Directions for this task. Go through the data below line by line. Give only the number of lines that contain "image".

Available records.
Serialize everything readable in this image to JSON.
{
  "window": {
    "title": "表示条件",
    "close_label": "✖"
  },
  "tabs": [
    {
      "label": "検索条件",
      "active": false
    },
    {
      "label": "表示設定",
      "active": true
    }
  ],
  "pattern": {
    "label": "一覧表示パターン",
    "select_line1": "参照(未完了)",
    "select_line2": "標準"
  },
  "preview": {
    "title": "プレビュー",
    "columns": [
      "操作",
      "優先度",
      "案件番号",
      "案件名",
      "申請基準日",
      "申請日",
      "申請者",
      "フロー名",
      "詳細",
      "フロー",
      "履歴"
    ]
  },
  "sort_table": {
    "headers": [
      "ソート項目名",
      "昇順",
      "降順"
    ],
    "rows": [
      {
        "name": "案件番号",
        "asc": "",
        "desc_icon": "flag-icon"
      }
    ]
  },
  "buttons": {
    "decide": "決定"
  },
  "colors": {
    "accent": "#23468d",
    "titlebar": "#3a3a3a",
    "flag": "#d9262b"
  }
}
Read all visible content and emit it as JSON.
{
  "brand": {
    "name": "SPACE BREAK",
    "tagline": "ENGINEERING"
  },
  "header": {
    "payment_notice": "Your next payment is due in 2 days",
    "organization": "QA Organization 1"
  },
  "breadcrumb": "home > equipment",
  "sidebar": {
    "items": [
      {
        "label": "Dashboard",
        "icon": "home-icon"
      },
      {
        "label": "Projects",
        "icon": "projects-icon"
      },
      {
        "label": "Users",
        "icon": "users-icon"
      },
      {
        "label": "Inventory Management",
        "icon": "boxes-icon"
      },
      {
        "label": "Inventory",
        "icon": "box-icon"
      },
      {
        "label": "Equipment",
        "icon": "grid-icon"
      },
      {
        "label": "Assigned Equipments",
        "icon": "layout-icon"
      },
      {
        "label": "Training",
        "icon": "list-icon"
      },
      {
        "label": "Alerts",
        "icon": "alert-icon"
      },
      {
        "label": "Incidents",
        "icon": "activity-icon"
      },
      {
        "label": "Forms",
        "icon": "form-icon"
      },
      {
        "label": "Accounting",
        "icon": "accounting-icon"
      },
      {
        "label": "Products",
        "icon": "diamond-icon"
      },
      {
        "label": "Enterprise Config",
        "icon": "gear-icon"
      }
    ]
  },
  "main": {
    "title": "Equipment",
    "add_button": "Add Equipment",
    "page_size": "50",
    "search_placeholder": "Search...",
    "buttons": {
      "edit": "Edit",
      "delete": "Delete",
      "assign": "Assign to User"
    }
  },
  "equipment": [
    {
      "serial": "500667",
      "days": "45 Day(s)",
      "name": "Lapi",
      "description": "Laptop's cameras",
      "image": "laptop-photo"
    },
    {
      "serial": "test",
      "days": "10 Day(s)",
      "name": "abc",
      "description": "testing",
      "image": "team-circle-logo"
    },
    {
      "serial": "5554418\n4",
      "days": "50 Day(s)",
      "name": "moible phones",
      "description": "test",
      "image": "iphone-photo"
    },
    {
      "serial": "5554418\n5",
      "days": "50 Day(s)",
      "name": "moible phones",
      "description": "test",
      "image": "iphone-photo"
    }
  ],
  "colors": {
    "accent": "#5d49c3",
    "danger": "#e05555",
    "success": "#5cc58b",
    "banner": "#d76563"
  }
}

The answer. 5